In contrast, psychiatric grounds accounted for five percent of evacuations in Iraq and six percent in Afghanistan in 2004; these figures rose to 14 percent and 11 percent respectively in 2007.
The analysis, published by The Lancet, was led by Steven Cohen of Johns Hopkins School of Medicine in Baltimore.
It drew on data from more than 34,000 US personnel who had been evacuated to the main US military receiving hospital in Landstuhl, Germany.
The authors note that the increase in psychiatric cases occurred despite the introduction of mental health teams devoted to treating combat stress.
Repeat missions and dwindling public support for the Iraq war may partly account for the rise, they suggest.
"Possible explanations... are the cumulative psychological effect of repeated deployments, the increasing manpower burden borne by reserve and National Guard units, a decreased threshold for evacuation, and a shift in public opinion regarding the war in Iraq," says the paper.
Other significant causes for medical evacuation were disorders of the nervous system (10 percent) and spinal pain (seven percent).
The findings have implications for the Pentagon, seeking to prevent evacuations that sap frontline strength and disrupt operations, and for doctors and families helping returning troops.
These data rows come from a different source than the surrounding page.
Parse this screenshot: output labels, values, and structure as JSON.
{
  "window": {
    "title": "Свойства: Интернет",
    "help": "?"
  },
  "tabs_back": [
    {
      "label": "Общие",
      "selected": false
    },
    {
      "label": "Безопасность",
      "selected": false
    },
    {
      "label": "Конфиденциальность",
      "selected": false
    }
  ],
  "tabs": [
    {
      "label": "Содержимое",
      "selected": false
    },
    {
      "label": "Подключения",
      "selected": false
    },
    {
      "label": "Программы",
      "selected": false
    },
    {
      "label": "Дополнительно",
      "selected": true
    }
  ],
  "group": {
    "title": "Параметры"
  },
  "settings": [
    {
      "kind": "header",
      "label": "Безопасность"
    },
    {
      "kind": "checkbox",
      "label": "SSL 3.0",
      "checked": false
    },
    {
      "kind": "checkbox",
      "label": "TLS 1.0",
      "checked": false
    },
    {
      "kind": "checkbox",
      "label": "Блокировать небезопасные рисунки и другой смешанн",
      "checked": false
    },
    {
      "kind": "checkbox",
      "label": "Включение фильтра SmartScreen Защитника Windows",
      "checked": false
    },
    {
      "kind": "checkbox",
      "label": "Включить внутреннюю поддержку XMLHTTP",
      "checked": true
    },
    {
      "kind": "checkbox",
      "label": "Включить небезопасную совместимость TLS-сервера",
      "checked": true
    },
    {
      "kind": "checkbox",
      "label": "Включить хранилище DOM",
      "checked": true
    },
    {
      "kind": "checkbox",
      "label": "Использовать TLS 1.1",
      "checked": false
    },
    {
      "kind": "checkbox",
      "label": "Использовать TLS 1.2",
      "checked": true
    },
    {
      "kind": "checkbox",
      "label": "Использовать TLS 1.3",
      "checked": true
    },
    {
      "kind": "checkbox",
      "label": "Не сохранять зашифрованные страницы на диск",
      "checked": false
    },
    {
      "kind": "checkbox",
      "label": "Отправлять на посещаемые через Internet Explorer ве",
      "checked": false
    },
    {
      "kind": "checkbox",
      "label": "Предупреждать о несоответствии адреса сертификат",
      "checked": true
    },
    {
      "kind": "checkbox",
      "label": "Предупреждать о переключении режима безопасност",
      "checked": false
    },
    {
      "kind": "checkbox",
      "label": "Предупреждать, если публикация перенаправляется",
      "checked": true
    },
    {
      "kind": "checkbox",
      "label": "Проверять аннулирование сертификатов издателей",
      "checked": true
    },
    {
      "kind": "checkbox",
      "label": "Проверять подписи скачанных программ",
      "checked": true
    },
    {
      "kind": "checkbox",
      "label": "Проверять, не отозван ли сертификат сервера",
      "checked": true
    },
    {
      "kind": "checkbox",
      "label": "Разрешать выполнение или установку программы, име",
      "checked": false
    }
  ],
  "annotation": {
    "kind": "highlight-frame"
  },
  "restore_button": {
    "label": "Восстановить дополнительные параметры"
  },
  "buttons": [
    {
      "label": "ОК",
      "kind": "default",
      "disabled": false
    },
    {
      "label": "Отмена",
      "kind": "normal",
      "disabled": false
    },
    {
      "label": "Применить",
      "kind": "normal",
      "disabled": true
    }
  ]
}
"As survival rates of combat injuries increase, and the burden of non-battle-related injuries and psychiatric disorders continues to soar, society must be prepared to deal with the aftermath of these injuries," says the paper.